▸ **Exercise material**
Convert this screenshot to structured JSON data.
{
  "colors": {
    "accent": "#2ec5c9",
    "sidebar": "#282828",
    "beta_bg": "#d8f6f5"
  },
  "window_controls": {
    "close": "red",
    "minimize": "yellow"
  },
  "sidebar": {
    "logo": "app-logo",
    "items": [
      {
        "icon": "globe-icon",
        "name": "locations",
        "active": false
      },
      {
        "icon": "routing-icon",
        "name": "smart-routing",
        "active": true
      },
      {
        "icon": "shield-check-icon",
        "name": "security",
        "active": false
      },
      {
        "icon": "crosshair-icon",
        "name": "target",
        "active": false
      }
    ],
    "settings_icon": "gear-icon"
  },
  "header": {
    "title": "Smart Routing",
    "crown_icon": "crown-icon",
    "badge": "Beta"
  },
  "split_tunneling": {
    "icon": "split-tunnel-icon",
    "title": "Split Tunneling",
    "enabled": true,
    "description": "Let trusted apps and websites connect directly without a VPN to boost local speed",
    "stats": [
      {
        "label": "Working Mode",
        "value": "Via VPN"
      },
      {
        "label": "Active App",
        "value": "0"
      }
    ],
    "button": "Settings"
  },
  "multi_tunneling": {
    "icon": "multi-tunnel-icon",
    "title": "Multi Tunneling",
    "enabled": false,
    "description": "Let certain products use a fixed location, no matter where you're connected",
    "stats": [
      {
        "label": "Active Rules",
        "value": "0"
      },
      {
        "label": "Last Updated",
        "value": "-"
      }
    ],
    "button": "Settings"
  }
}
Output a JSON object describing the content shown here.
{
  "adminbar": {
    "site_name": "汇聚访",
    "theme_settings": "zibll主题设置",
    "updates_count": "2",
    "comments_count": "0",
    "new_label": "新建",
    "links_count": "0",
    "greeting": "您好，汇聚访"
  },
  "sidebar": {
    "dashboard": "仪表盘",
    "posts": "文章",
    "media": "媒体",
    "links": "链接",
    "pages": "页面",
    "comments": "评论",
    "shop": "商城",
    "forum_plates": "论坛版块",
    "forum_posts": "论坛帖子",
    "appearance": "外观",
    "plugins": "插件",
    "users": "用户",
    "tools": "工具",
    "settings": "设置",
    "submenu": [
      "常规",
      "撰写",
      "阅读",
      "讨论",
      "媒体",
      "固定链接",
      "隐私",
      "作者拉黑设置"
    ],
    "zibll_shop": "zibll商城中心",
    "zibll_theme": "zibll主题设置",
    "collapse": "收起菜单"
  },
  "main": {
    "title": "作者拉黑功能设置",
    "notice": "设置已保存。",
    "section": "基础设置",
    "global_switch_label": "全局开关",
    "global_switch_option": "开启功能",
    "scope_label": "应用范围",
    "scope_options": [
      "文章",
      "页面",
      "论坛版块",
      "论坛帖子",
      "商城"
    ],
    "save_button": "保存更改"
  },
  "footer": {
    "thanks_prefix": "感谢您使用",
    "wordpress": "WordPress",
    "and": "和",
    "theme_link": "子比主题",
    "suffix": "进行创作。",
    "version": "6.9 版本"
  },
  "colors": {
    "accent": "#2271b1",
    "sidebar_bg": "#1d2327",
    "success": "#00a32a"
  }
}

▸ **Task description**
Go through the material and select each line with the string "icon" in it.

▸ **Answer for the task**
        "icon": "globe-icon",
        "icon": "routing-icon",
        "icon": "shield-check-icon",
        "icon": "crosshair-icon",
    "settings_icon": "gear-icon"
    "crown_icon": "crown-icon",
    "icon": "split-tunnel-icon",
    "icon": "multi-tunnel-icon",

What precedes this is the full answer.